Unlike conventional off-roaders, the wheels are mounted not at the height of the axle centre, but much lower, near the axle heads. Consequently, on wheels 4in larger than a series-production G-Class, the ground clearance is more than double (450mm versus 210mm) as are approach and descent angles (52 and 54-degrees versus 36 and 27), and the 4×42 will ford comfortably in up to a metre of water. It’s an off-road prowess hitherto unseen from Mercedes, and the largest production premium SUV you can buy today: it positively dwarves Tony’s Wrangler, and at 2.25m tall, the 4×42 towers over a 1.8m Range Rover. There’s even an option of off-road specific 37 x 12.5 x 18 MT tyres should you really wish to make the great outdoors your biatch.
Mercedes is adamant though that the jacked-up beast should not be considered just an off-road weapon. Two-way damping offers both ‘Comfort’ and ‘Sport’ modes, the latter for added road holding, while the wider track – 299mm over the standard G-Class – has been incorporated for improved cornering stability. With an almost sarcastic pinch of salt on-hand, Mercedes itself suggests occupants ‘feel as though they are in a sports car rather than a cross-country vehicle’ when the 4×42 hits the asphalt. Bollocks? Yeah, pretty much.
Admittedly the 4-litre biturbo V8, lifted from the AMG GT S, can shift impressively. Featuring the same ‘hot inside V’ build for optimum engine response and a more compact engine design, said V8 punches out 416bhp and a mighty 450lb ft of torque to get the near-3000kg beast hauling. There’s a sprightliness rather than outright aggressive sprint off the line – there’s that low end torque playing its hand – accompanied by a deep, resonating yowl from the side-mounted exhaust pipes, which is undercut by the slightest higher-pitched turbocharged wail the further into the high rpms you creep. Acceleration thereafter is progressive rather than brutal, but remains mightily impressive.
“Mercedes suggests occupants ‘feel as though they are in a sports car rather than a cross-country vehicle’. Bollocks? Yeah, pretty much”
But through the corners?

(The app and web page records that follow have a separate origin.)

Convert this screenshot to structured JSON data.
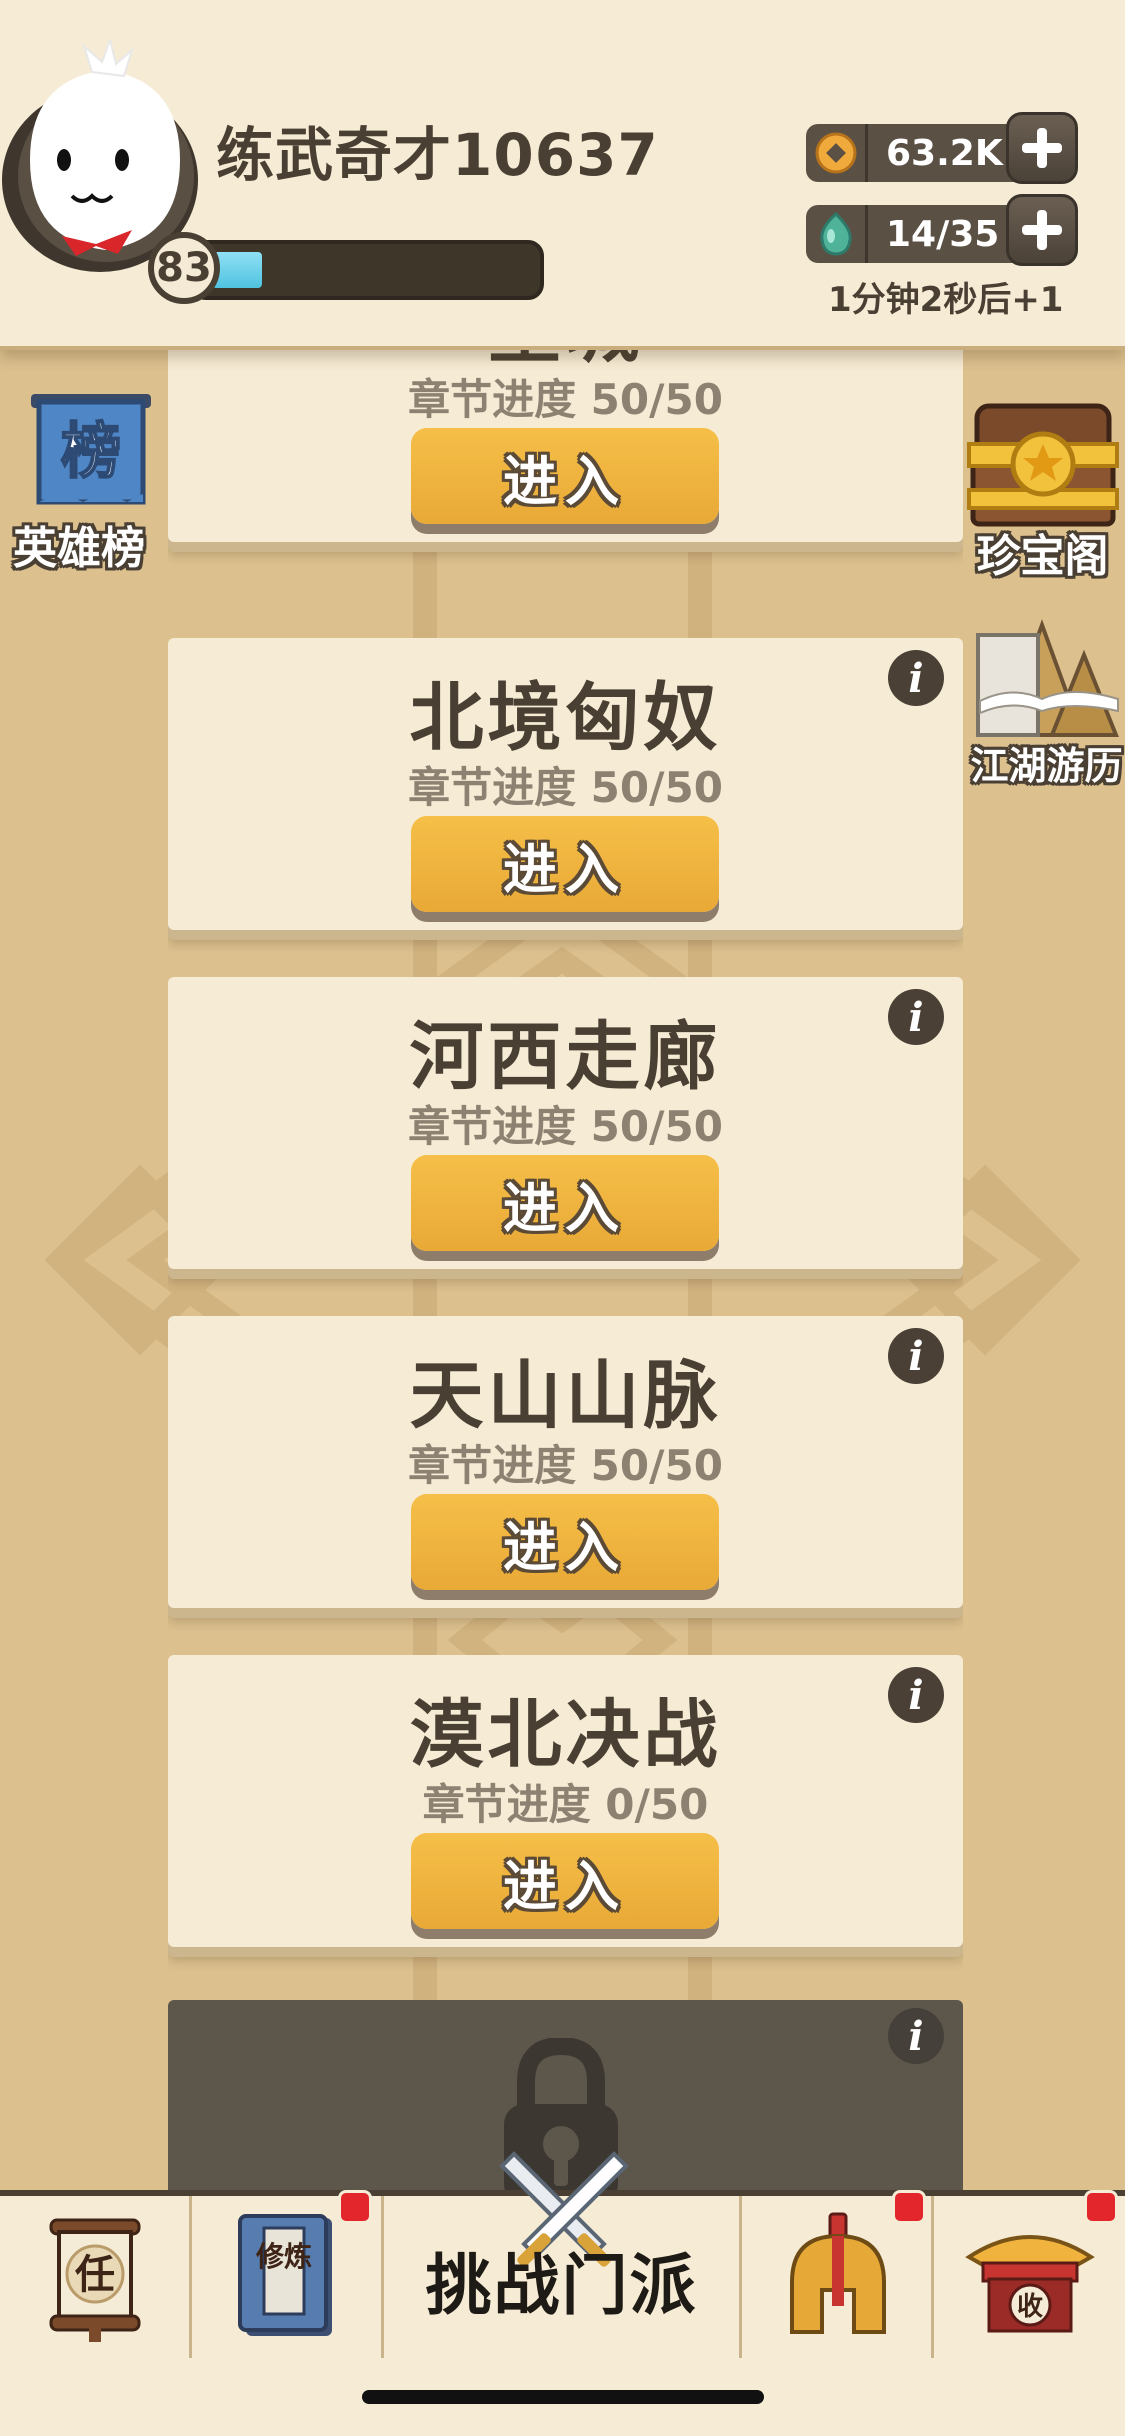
{
  "player": {
    "name": "练武奇才10637",
    "level": "83",
    "exp_fraction": 0.16
  },
  "resources": {
    "coins": "63.2K",
    "stamina": "14/35",
    "regen_text": "1分钟2秒后+1"
  },
  "side_buttons": {
    "left": {
      "label": "英雄榜",
      "icon_text": "榜"
    },
    "right_top": {
      "label": "珍宝阁"
    },
    "right_bottom": {
      "label": "江湖游历"
    }
  },
  "chapters": [
    {
      "title": "皇城",
      "progress": "章节进度 50/50",
      "button": "进入"
    },
    {
      "title": "北境匈奴",
      "progress": "章节进度 50/50",
      "button": "进入"
    },
    {
      "title": "河西走廊",
      "progress": "章节进度 50/50",
      "button": "进入"
    },
    {
      "title": "天山山脉",
      "progress": "章节进度 50/50",
      "button": "进入"
    },
    {
      "title": "漠北决战",
      "progress": "章节进度 0/50",
      "button": "进入"
    }
  ],
  "info_icon_text": "i",
  "bottom_nav": {
    "task_icon_text": "任",
    "cultivate_icon_text": "修炼",
    "center_label": "挑战门派",
    "collect_icon_text": "收"
  },
  "colors": {
    "background": "#dcc08e",
    "card": "#f6ebd4",
    "button": "#f0b43e",
    "text_dark": "#4a3f33",
    "badge_red": "#e2262b",
    "exp_fill": "#4fc3e0"
  }
}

Sure, the sport-styled suspension offers considerably more body control than one might reasonably expect from an 7.5ft tall off-road SUV. Yes, the widened track does compensate well for the high gait, and there’s an engaging progressiveness to the handling that allows one to tackle corners with more authority than expected: even the nose will tuck in if properly motivated. And yet, performance will always be limited by the 4×42’s sheer scale and weight, plus that lofty centre of gravity, despite Merc’s best attempts. Impressive manoeuvrability, certainly, but a sports car the G500 really ain’t. Back to Fossil Rock.
Story concludes on page 2